With the Budget now just three weeks away, there is a long list of issues on the Chancellor’s desk, and one of them is whether to scrap the controversial plan to introduce the Construction Services Domestic Reverse Charge (commonly known as ‘Reverse VAT’).

Scheduled to come into force on 1 March, this new way of collecting VAT from construction companies would restrict cash flow, particularly impacting the financial stability of companies in the supply chain, many of which are SMEs.

“Given the strain that construction companies are currently under during this extended lockdown, the introduction of Reverse VAT comes at the worst possible time”, according to Build UK Chief Executive Suzannah Nichol MBE.

“Withdrawing the implementation of Reverse VAT does not require additional funds from the Treasury, and I would suggest it is one of the easier requests to consider. It would also demonstrate support for the construction sector which has continued to work safely throughout the most challenging of circumstances over the last year.”

Build UK is part of a coalition of trade bodies that has written to the Chancellor and other ministers to highlight the significant risks posed by Reverse VAT, including insolvencies and project delays, emphasising that construction is a sensitive ecosystem characterised by a high proportion of SMEs, with many businesses operating on wafer thin margins. However, the most significant impact is likely to be on the ability of companies to create, protect and support employment and apprenticeship opportunities which are central to the Chancellor’s Plan for Jobs.

Build UK is also leading an industry-wide campaign calling on the Treasury to withdraw the policy. The #StopReverseVAT campaign has tapped into a deep and wide concern throughout the construction sector, which employs 10% of the UK workforce. The campaign has engaged companies of all sizes across the sector and reached more than 1.2 million social media users.

Andy Mitchell, Co-Chair of the Construction Leadership Council which serves as an official liaison between the sector and the Government, said: “Our industry remains in extremely challenging times as we continue to adapt to ongoing COVID-19 rules, mitigate the impact of Brexit and prepare for the forthcoming implementation of rule changes on IR35 and the Construction Industry Scheme. [Reverse VAT] risks reversing any recovery industry has made from COVID-19 and will limit the scope for protecting and creating jobs across the UK.”

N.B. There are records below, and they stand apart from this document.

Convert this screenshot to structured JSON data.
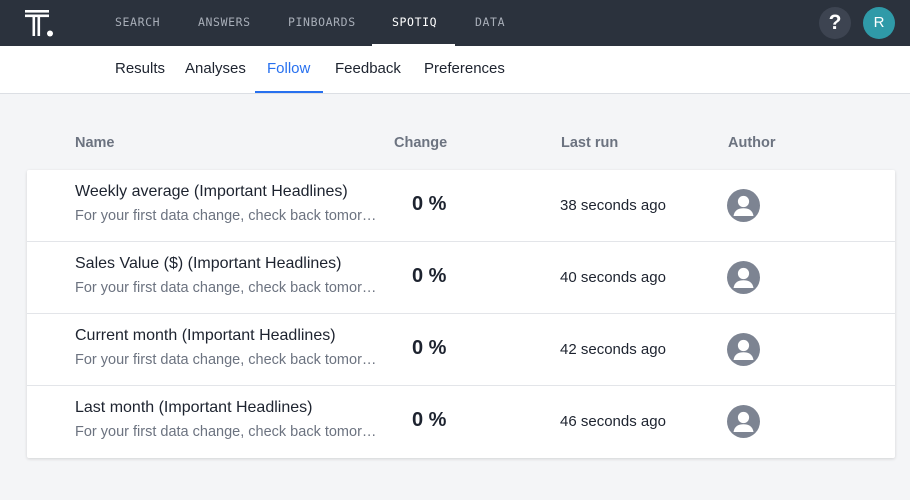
{
  "topnav": {
    "items": [
      {
        "label": "SEARCH"
      },
      {
        "label": "ANSWERS"
      },
      {
        "label": "PINBOARDS"
      },
      {
        "label": "SPOTIQ",
        "active": true
      },
      {
        "label": "DATA"
      }
    ],
    "help_label": "?",
    "user_initial": "R"
  },
  "tabs": [
    {
      "label": "Results"
    },
    {
      "label": "Analyses"
    },
    {
      "label": "Follow",
      "active": true
    },
    {
      "label": "Feedback"
    },
    {
      "label": "Preferences"
    }
  ],
  "table": {
    "headers": {
      "name": "Name",
      "change": "Change",
      "last_run": "Last run",
      "author": "Author"
    },
    "rows": [
      {
        "title": "Weekly average (Important Headlines)",
        "subtitle": "For your first data change, check back tomorrow.",
        "change": "0 %",
        "last_run": "38 seconds ago"
      },
      {
        "title": "Sales Value ($) (Important Headlines)",
        "subtitle": "For your first data change, check back tomorrow.",
        "change": "0 %",
        "last_run": "40 seconds ago"
      },
      {
        "title": "Current month (Important Headlines)",
        "subtitle": "For your first data change, check back tomorrow.",
        "change": "0 %",
        "last_run": "42 seconds ago"
      },
      {
        "title": "Last month (Important Headlines)",
        "subtitle": "For your first data change, check back tomorrow.",
        "change": "0 %",
        "last_run": "46 seconds ago"
      }
    ]
  },
  "colors": {
    "nav_bg": "#2b323d",
    "accent": "#2770ef",
    "avatar": "#2f9aa8"
  },
  "icons": {
    "logo": "thoughtspot-logo-icon",
    "author": "user-avatar-icon"
  }
}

Build UK and its members have emphasised their appreciation for the Government’s recognition of the role construction is playing in the economic recovery. “We have been delighted to collaborate with the Government to prepare for and start to deliver the ‘Build Build Build’ strategy, which will provide long-term benefits for the UK”, said Nichol.